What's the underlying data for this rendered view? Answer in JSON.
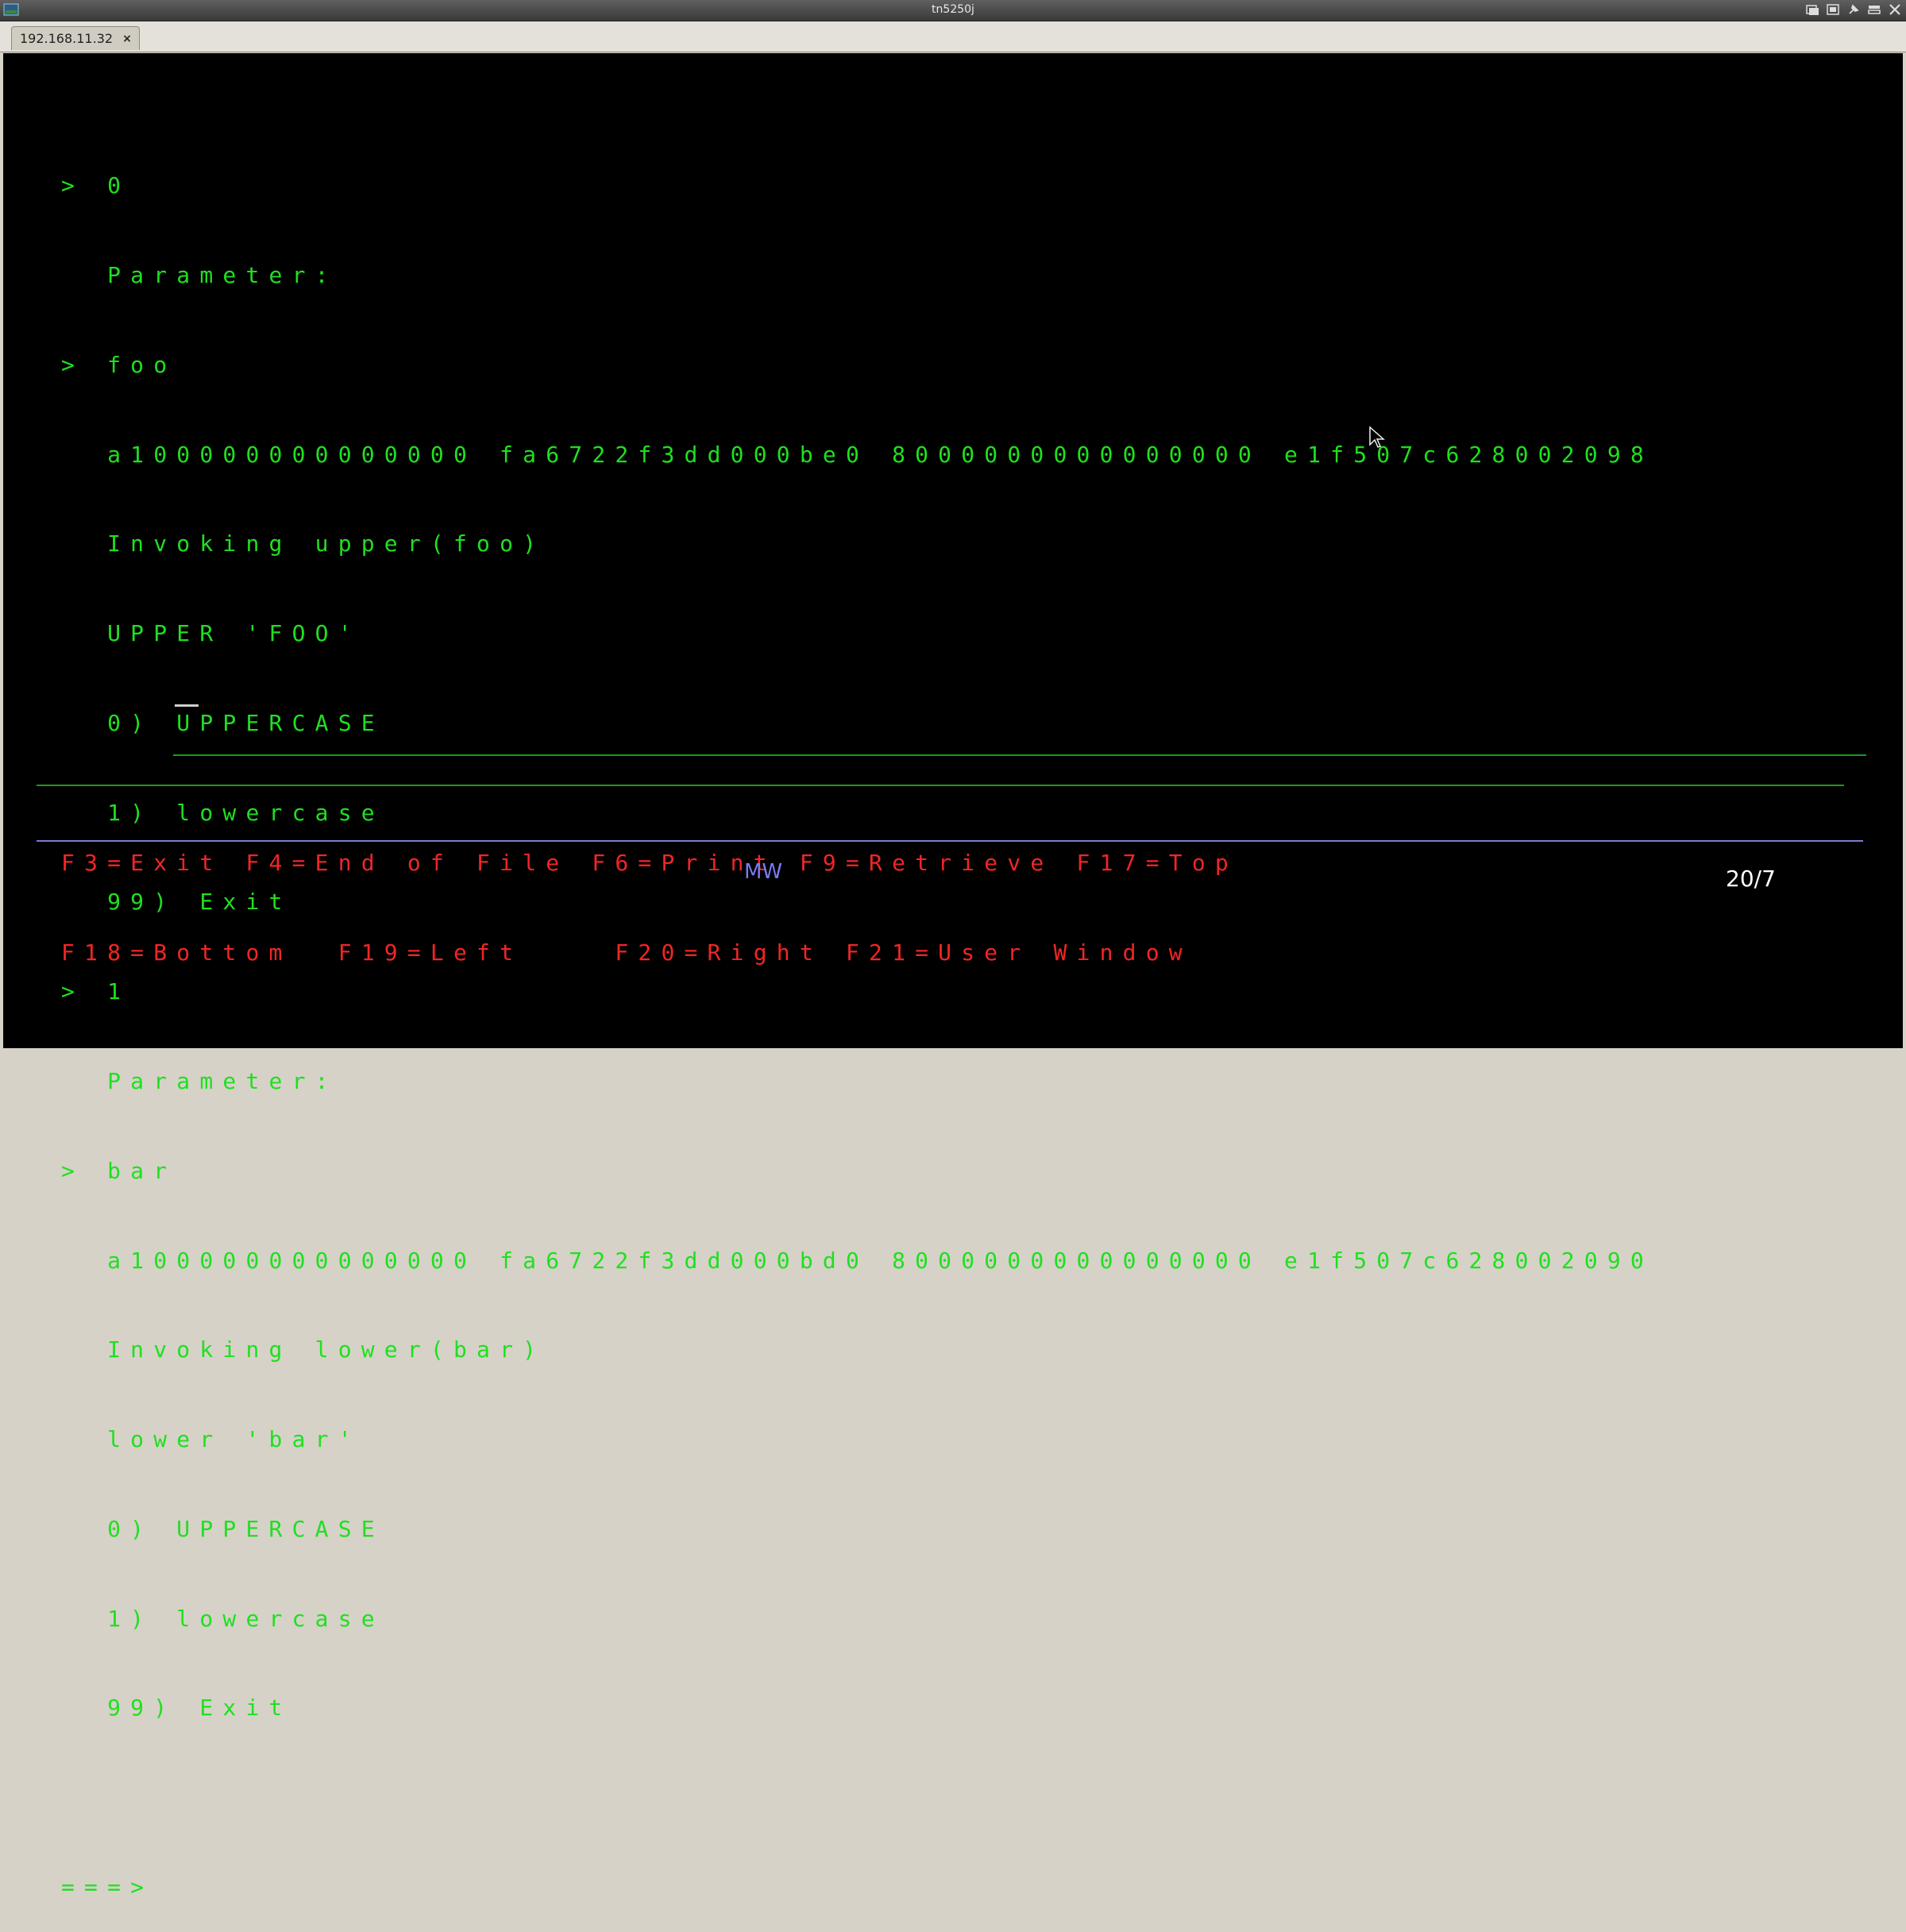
{
  "window": {
    "title": "tn5250j",
    "buttons": [
      "iconify-icon",
      "maximize-icon",
      "pin-icon",
      "shade-icon",
      "close-icon"
    ]
  },
  "tab": {
    "label": "192.168.11.32",
    "close_label": "×"
  },
  "terminal": {
    "lines": [
      "> 0",
      "  Parameter:",
      "> foo",
      "  a100000000000000 fa6722f3dd000be0 8000000000000000 e1f507c628002098",
      "  Invoking upper(foo)",
      "  UPPER 'FOO'",
      "  0) UPPERCASE",
      "  1) lowercase",
      "  99) Exit",
      "> 1",
      "  Parameter:",
      "> bar",
      "  a100000000000000 fa6722f3dd000bd0 8000000000000000 e1f507c628002090",
      "  Invoking lower(bar)",
      "  lower 'bar'",
      "  0) UPPERCASE",
      "  1) lowercase",
      "  99) Exit"
    ],
    "prompt": "===>",
    "input_value": ""
  },
  "function_keys": {
    "line1": "F3=Exit F4=End of File F6=Print F9=Retrieve F17=Top",
    "line2": "F18=Bottom  F19=Left    F20=Right F21=User Window"
  },
  "status": {
    "mode": "MW",
    "cursor_position": "20/7"
  },
  "colors": {
    "terminal_bg": "#000000",
    "text_green": "#1fe01f",
    "fkey_red": "#f22525",
    "status_blue": "#7b7bf2"
  }
}
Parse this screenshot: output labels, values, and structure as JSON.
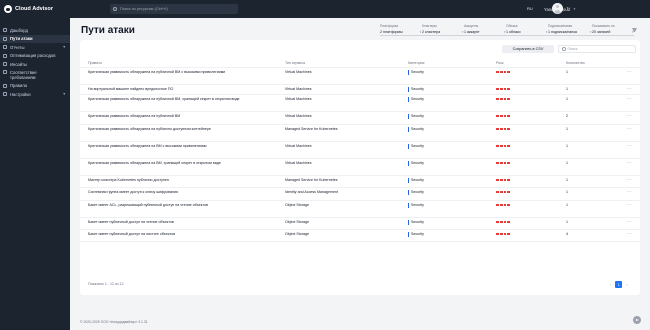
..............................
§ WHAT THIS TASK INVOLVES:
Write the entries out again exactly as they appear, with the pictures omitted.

§ WRITTEN SOLUTION:
What's the underlying data for this rendered view? Answer in JSON.
{
  "window": {
    "title": "tn5250j",
    "buttons": [
      "iconify-icon",
      "maximize-icon",
      "pin-icon",
      "shade-icon",
      "close-icon"
    ]
  },
  "tab": {
    "label": "192.168.11.32",
    "close_label": "×"
  },
  "terminal": {
    "lines": [
      "> 0",
      "  Parameter:",
      "> foo",
      "  a100000000000000 fa6722f3dd000be0 8000000000000000 e1f507c628002098",
      "  Invoking upper(foo)",
      "  UPPER 'FOO'",
      "  0) UPPERCASE",
      "  1) lowercase",
      "  99) Exit",
      "> 1",
      "  Parameter:",
      "> bar",
      "  a100000000000000 fa6722f3dd000bd0 8000000000000000 e1f507c628002090",
      "  Invoking lower(bar)",
      "  lower 'bar'",
      "  0) UPPERCASE",
      "  1) lowercase",
      "  99) Exit"
    ],
    "prompt": "===>",
    "input_value": ""
  },
  "function_keys": {
    "line1": "F3=Exit F4=End of File F6=Print F9=Retrieve F17=Top",
    "line2": "F18=Bottom  F19=Left    F20=Right F21=User Window"
  },
  "status": {
    "mode": "MW",
    "cursor_position": "20/7"
  },
  "colors": {
    "terminal_bg": "#000000",
    "text_green": "#1fe01f",
    "fkey_red": "#f22525",
    "status_blue": "#7b7bf2"
  }
}
Parse this screenshot: output labels, values, and structure as JSON.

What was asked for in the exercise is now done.